Coroner to hold inquest into Hughes’ death


An inquest into the death of Australia batsman Phillip Hughes will be held in the New South Wales Coroner’s Court this week.

The inquest will look to examine how health and safety regulations could have prevented the tragedy.

Hughes died in November 2014 after being struck on the neck by a Sean Abbott bouncer, which caused a brain haemorrhage, during a Sheffield Shield fixture.

Since then, steps have been taken to protect batsmen’s necks from short deliveries, as well as new regulations about batting helmets.

But this public inquest will look into a number of factors surrounding Hughes’ death, and Abbott, as well as a number of players on the field that day, will be called to testify.

A spokesperson for NSW Coroners Court said: “The State Coroner will examine the manner and cause of death.

“He also has jurisdiction under section 82 of the Coroners Act 2009 (NSW) to make recommendations, particularly in the interest of public health and safety.

“Some of the issues that will be examined include how the fatal injury occurred, the nature of play and whether it exacerbated the risk of injury and whether or not a protective helmet would have minimised the risk of Phillip Hughes dying.

“It will also examine emergency planning and response, as well as training.

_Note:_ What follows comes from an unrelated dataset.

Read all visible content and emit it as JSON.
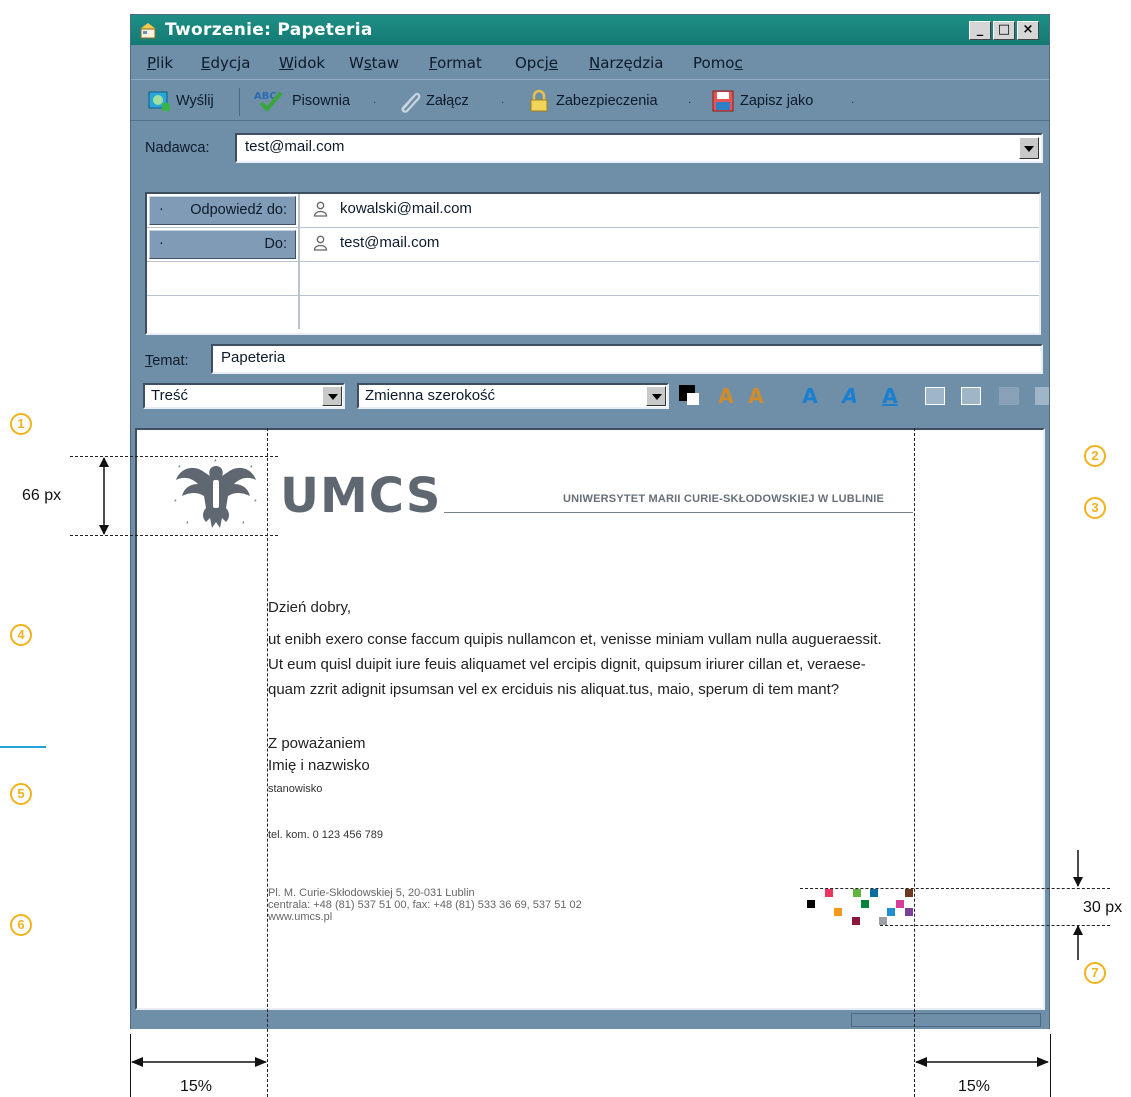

“At this stage, the State Coroner has not decided whether findings will be handed down at the end of next week.”